I’m stranded on Mars. I have no way to communicate with Hermes or Earth. Everyone thinks I’m dead. I’m in a Hab designed to last thirty-one days.
If the oxygenator breaks down, I’ll suffocate. It the water reclaimer breaks down, I’ll die of thirst. If the Hab breaches, I’ll just kind of explode. If none of these things happen, I’ll eventually run out of food and starve to death.
So yeah. I’m fucked.
Following an accident, astronaut Mark Watney is left stranded on Mars, presumed dead by his crewmates. How will he survive in this barren, hostile planet, totally alone until the next scheduled space mission lands in four years’ time?
This is the opening scenario of The Martian, a novel that is a perfect example of a theme that has been developing in modern culture over the last decade or so: the geek as hero. Watney’s knowledge of botany, chemistry, cosmology and materials science is vital for his survival. Suddenly, whether scientific theory can work in practice is a matter of life or death. Watney has to rapidly make phenomenally clever calculations, and apply them instantly where the result is of vital importance. Most of us know that the chemical formula for water is H2O, but not many of us would be able to apply this knowledge to make water from scratch on another planet.
Despite these technological trimmings The Martian is at heart a surprisingly old-fashioned story. What could be more primitive than having to struggle for the very air you breathe? The result is a gripping adventure story. Lots of people have described it as ‘Robinson Crusoe on Mars’ and that’s a pretty neat summary. This is ‘science’ fiction not in the narrow sense of a fetishisation of cutting edge modern technology, but in the wider sense of a celebration of human ingenuity. And Watney is undeniably ingenious: this is the man who when faced with the problem of how to start a fire with no flammable materials uses his own arm hair as tinder. Some of his solutions for survival are low-tech, such as growing potatoes for food using soil and (human) fertiliser. He also makes use of a navigational technique from the 16th century: using a sextant to calculate latitude. And over the course of the novel he uses a hell of a lot of duct tape.
Yes, of course duct tape works in a near-vacuum. Duct tape works anywhere. Duct tape is magic and should be worshipped.

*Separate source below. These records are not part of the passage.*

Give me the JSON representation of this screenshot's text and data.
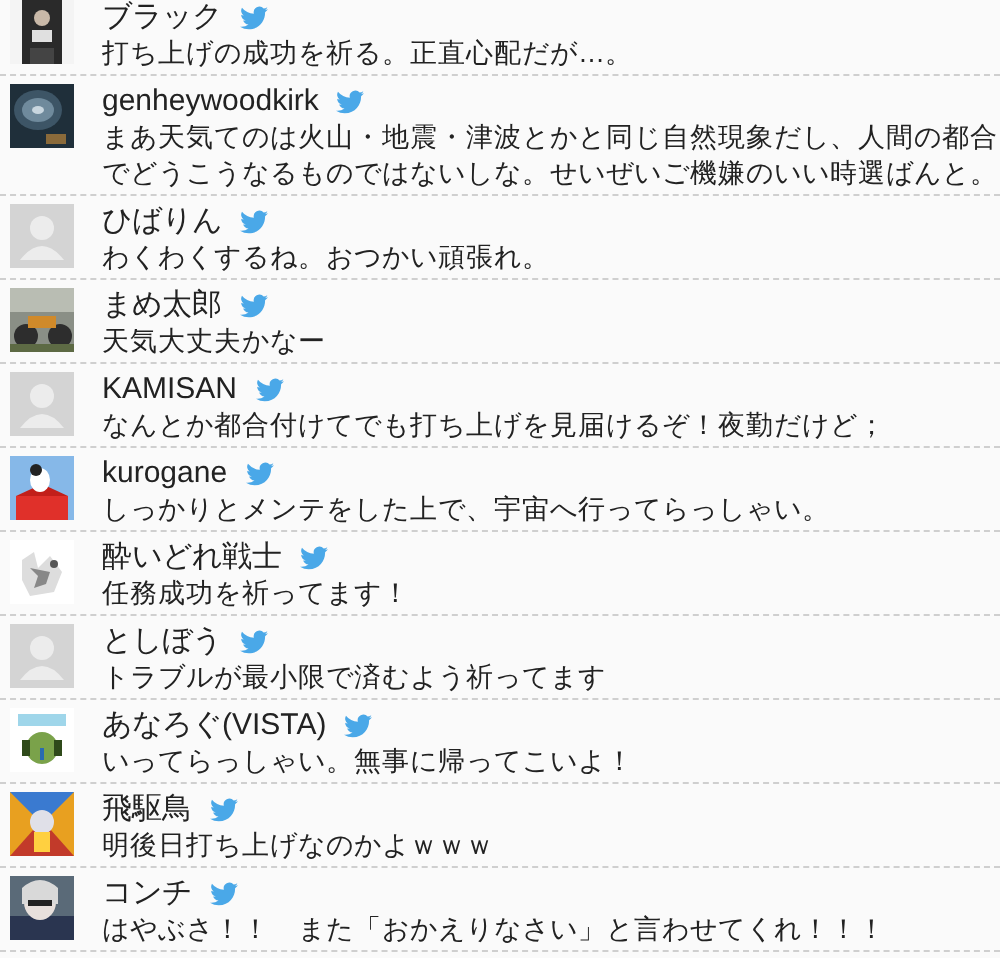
{
  "tweets": [
    {
      "name": "ブラック",
      "message": "打ち上げの成功を祈る。正直心配だが…。"
    },
    {
      "name": "genheywoodkirk",
      "message": "まあ天気てのは火山・地震・津波とかと同じ自然現象だし、人間の都合でどうこうなるものではないしな。せいぜいご機嫌のいい時選ばんと。"
    },
    {
      "name": "ひばりん",
      "message": "わくわくするね。おつかい頑張れ。",
      "avatar": {
        "kind": "placeholder"
      }
    },
    {
      "name": "まめ太郎",
      "message": "天気大丈夫かなー"
    },
    {
      "name": "KAMISAN",
      "message": "なんとか都合付けてでも打ち上げを見届けるぞ！夜勤だけど；",
      "avatar": {
        "kind": "placeholder"
      }
    },
    {
      "name": "kurogane",
      "message": "しっかりとメンテをした上で、宇宙へ行ってらっしゃい。"
    },
    {
      "name": "酔いどれ戦士",
      "message": "任務成功を祈ってます！"
    },
    {
      "name": "としぼう",
      "message": "トラブルが最小限で済むよう祈ってます",
      "avatar": {
        "kind": "placeholder"
      }
    },
    {
      "name": "あなろぐ(VISTA)",
      "message": "いってらっしゃい。無事に帰ってこいよ！"
    },
    {
      "name": "飛駆鳥",
      "message": "明後日打ち上げなのかよｗｗｗ"
    },
    {
      "name": "コンチ",
      "message": "はやぶさ！！　また「おかえりなさい」と言わせてくれ！！！"
    }
  ]
}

The Martian is an action thriller, rather than a psychological thriller. When I started reading I thought there might be some sick twist to the story – some betrayal or sabotage by someone Watney trusted, or that he himself would become pychologically scarred by his ordeal. But this is another way that The Martian could be considered a straightforward old-fashioned story. There is no villain, unless the indifferently hostile Mars itself counts. Watney is a likeable hero with no hang-ups: cheerful, resourceful and mentally balanced. This makes sense though, as this is the kind of person who NASA would pick for an interplanetary mission. If there’s one thing reading this book has taught me, it’s to face up to the fact that NASA is never going to send me to space; it’s also taught me that I wouldn’t want to go anyway. But I loved reading about it. I’d particularly recommend this book to anyone interested in science, space travel or survival stories, but it would be enjoyed by anyone who just wants an uncomplicated exciting adventure story.